The Dangerous Garden of the Sea
Arnold Bax’s The Garden of Fand

Arnold Bax (1886–1953) was born in south London and raised in north London, but in his early years sought to develop a link with Ireland. In 1902, after discovering the writing of Irish writer W.B. Yeats, Arnold and his brother Clifford Bax moved to Ireland where they absorbed the strong cultural life of the country. Arnold became a noted writer and poet, publishing under the name of Dermot O’Byrne. He became a scholar of Irish legend and the Irish language.

Herbert Lambert: Arnold Bax, 1922 (National Portrait Gallery)

Herbert Lambert: Arnold Bax, 1922 (National Portrait Gallery)

This Irish interest led to a number of Irish-influenced works, one of which was his 1913–14 work The Garden of Fand. He based his tone poem on one of the many legends of Cuchulain (Cú Chulainn), whom he calls ‘the Achilles of the Gael’.

J.C. Leyendecker: Cuchulain in Battle, in T.W. Rolleston’s Myths and Legends of the Celtic Race, 1911

J.C. Leyendecker: Cuchulain in Battle, in T.W. Rolleston’s Myths and Legends of the Celtic Race, 1911
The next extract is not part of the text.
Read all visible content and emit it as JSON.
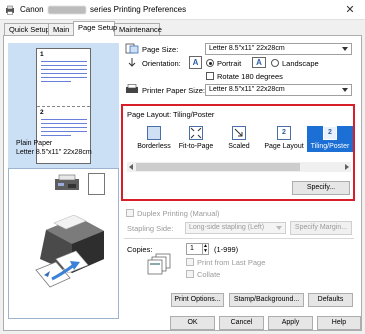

Cuchulain is lured away ‘from the world of deeds and battles by the Lady Fand, daughter of Manannan, lord of the ocean’. At a time when his country needed him the most, Cuchulain was ensorcelled by the enchantments of an immortal woman. Cuchulain’s wife, Emer, went directly to the Lady Fand for the return of her husband. In the end, Fand renounces human love and her father separates the lovers with his Cloak of Forgetfulness, so that ‘the memory of each might be utterly blotted out from the mind of the other’.

That’s the legend, but what Bax sets is the background to all this. As he states at the outset, ‘The Garden of Fand is the sea’. He opens with a sound of ‘an enchanted Atlantic’, calm in its other-worldly manifestation. A small ship, leaving Ireland behind, heads for the sunset. Caught up in an immense wave, the little craft is stranded on the shore of Fand’s miraculous island. The voyagers are caught up in the unending dance, ‘unceasing between the ends of time’, until they are forever claimed by Fand’s song of immortal love. The dancing and revelry continue until the sea rises and overcomes the island. The immortals ride the waves in rapture, continuing their unending festivities, while all the luckless mortals are lost to the depths. As twilight comes, ‘the sea subsides, and Fand’s Garden fades out of sight’.

The piece is in a 3-part form where Fand’s song of immortal love (flute and cor anglais) forms the centre section.

Arnold Bax: The Garden of Fand (Royal Scottish National Orchestra; David Lloyd-Jones, cond.)

Bax had his training at the Royal Academy of Music in London, entering it when he was 17. His Irish influence comes through in the story he uses, but his music is purely English. We can look to W.B. Yeat’s poem The Secret Rose for the roots of this story:

… and him
Who met Fand walking among the flaming dew
By a grey shore where the wind never blew,
And lost the world and Emer for a kiss.

W.B. Yeats: The Secret Rose (1897)

W.B. Yeats: The Secret Rose, London: Lawrence and Bullen, 1897

W.B. Yeats: The Secret Rose, London: Lawrence and Bullen, 1897

Bax wrote the first versions of The Garden of Fand as a piano score while living in Dublin in 1913 or 1914; its first performance was with the Chicago Symphony Orchestra under Frederick Stock on 29 October 1920. The British premiere was over a year later, conducted by the young Adrian Boult, and the work was vigorously supported by Thomas Beecham.

Bax called this seascape the last of his Irish music. He was fascinated by the sea and in his autobiography says that he ‘spent more and more time alone in places lorded by the Atlantic’. He captures the movement of the waves, the undertow, and ‘the interplay of the associated legends are portrayed through evocative shifting patterns of superimposed figuration on woodwind and strings, a technique which Bax developed from a study of the music of Debussy’. The influence of Debussy is strong and this work demonstrates the first realization of Bax’s mature impressionistic style and is considered one of Bax’s finest works.

For more of the best in classical music, sign up for our E-Newsletter

More Inspiration

Leave a Comment

All fields are required. Your email address will not be published.